Referring now to FIGS. 3 and 4, the attachment device 30 is installed in the waterbed 10 by moving the liner 22 away from the respective walls of the waterbed frame. A screw 80, normally used at a location low on one of the walls 14, 16, 18, or 20 to hold a corner bracket 82 in place joining the respective ones of the walls, is removed and the liner 22 is then replaced in its original location. The screw 80 is placed through the opening of the grommet 62, and, if desired, through a rubber washer 84, and is then inserted through the liner 22 and replaced into the hole in which it was originally located in the bracket 82. The screw 80 should be tightened to hold the attachment device 30 fastened securely to the respective one of the walls. If corners brackets are not used in the construction of the waterbed, a screw 80 may simply be inserted through the liner 22 into one of the walls of the frame at each corner of the waterbed. The process of installation is the same in each of the corners of the waterbed.
Although it is unlikely that any liquid leaking from the mattress 24 would rise as high as the hole made in the liner 22 before being noticed, and although it is also likely that simply tightening the screw 80 would provide a sufficiently tight seal around the opening made by piercing the liner 22, the rubber washer 84 provides an additional measure of security against leakage of water from the mattress 24 being able to escape from the liner 22.
To attach the bed sheets 26 and 28 to the waterbed 10, each sheet is laid over the plate member 32, which is held in a desired position adjacent the corner of the mattress 24, with a desired amount of tension applied to the elastic connecting member 58. While the plate member 32 is held in the desired position, with the sheets 26 and 28 in place above it, the base 68 of the stud 64 is pushed through the circular portion 44 of the opening in the plate member, pushing a small part of the sheets through the circular portion of the opening. The stud 64 is then slid into the slot portion 42 with the sheets 26 and 28 surrounding the neck portion 70. The same process is repeated at each corner of the waterbed 10, with only the bottom sheet 26 being attached in this fashion at the head of the bed. When the sheets 26 and 28 have been attached to the waterbed 10 in this fashion, at most only the head 66 of each of the studs 64 will be visible, and even the heads 66 will ordinarily be out of view, between the mattress 24 and the walls of the frame of the waterbed 10.

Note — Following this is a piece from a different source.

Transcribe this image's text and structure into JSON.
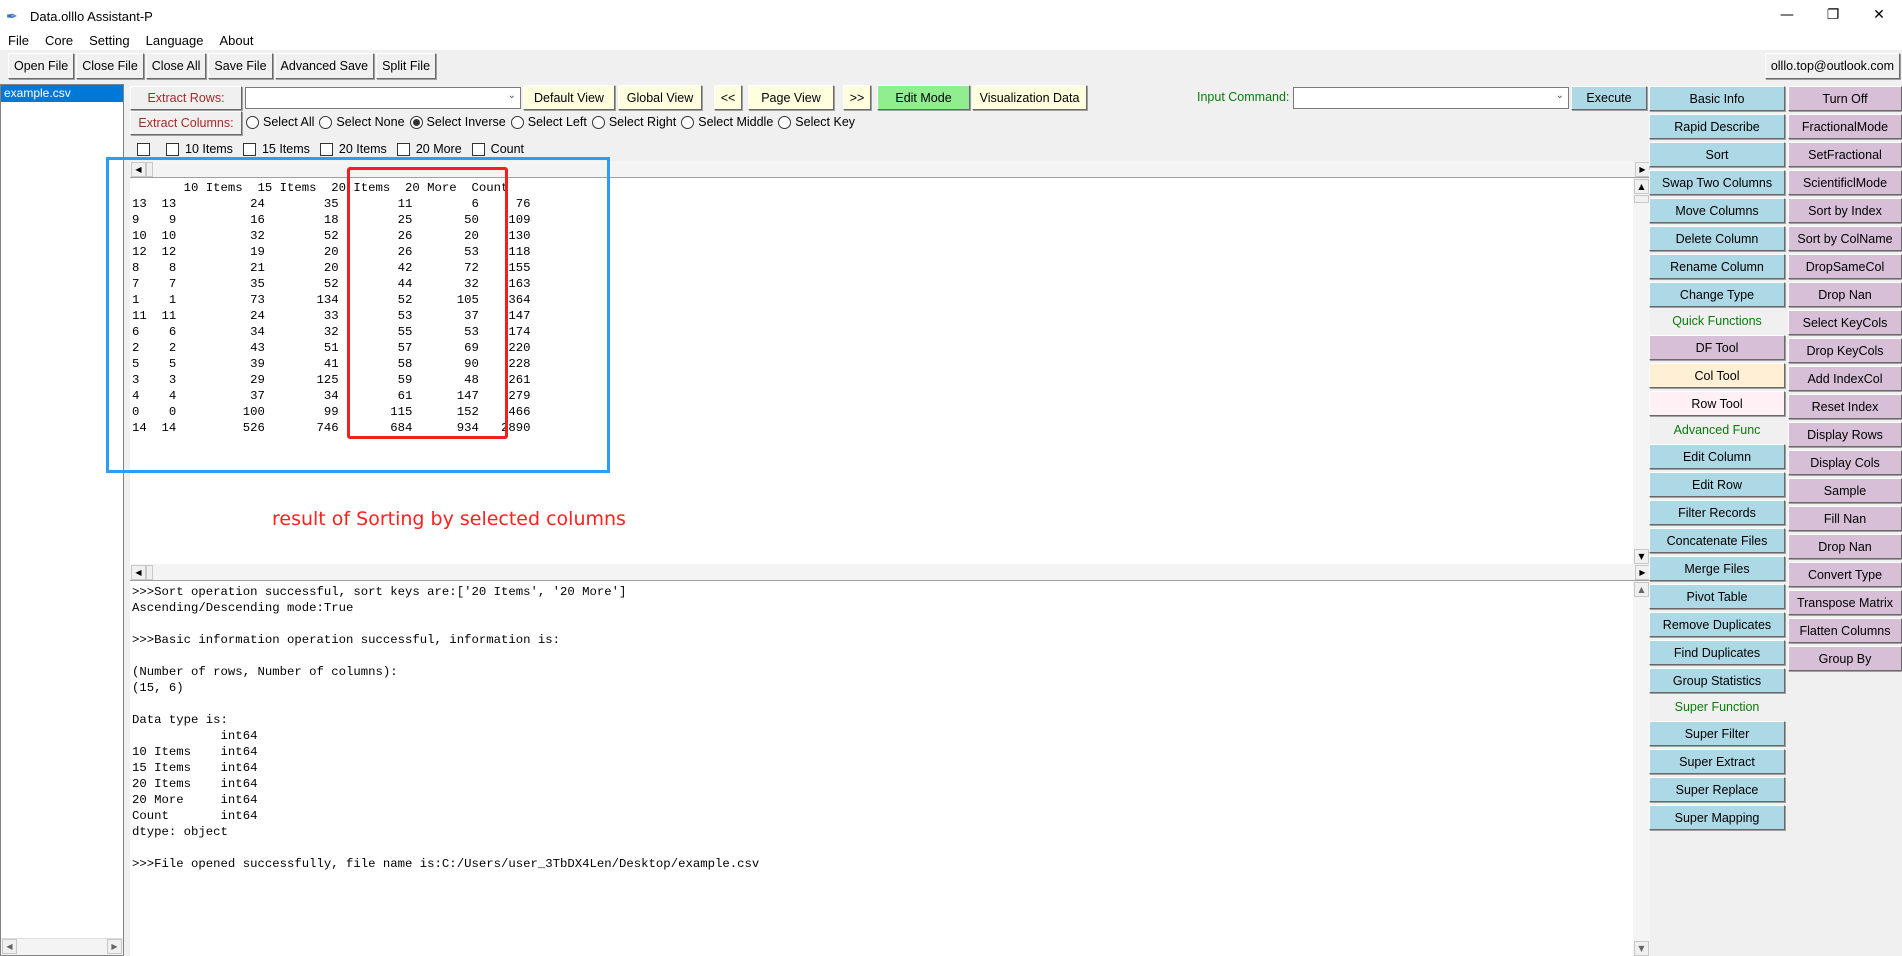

When using the bed sheet attachment devices 30 of the present invention it is unnecessary to utilize the extremely large bed sheets designed specifically for use with waterbeds, and sheets which are even smaller than would be required for a conventional bed of the same nominal mattress size may be used. For example, flat sheets of the size (81 by 96 inches) recommended for a full (double) bed are large enough to properly cover a king size waterbed (mattress top size 72 by 84 inches) when held in place by the attachment devices 30 of the present invention. Correspondingly, twin bed flat sheets (66 by 96 inches) may be used on queen size (60 by 84 inches) and smaller waterbeds satisfactorily. Thus, when using the attachment devices 30, the cost of bed sheets for the waterbed 10 is greatly reduced, while the appearance of the waterbed 10 is greatly improved and maintained, even during use.
The terms and expressions which have been employed in the foregoing specification are used therein as terms of description and not of limitation, and there is no intention in the use of such terms and expressions, of excluding equivalents of the features shown and described or portions thereof, it being recognized that the scope of the invention is defined and limited only by the claims which follow.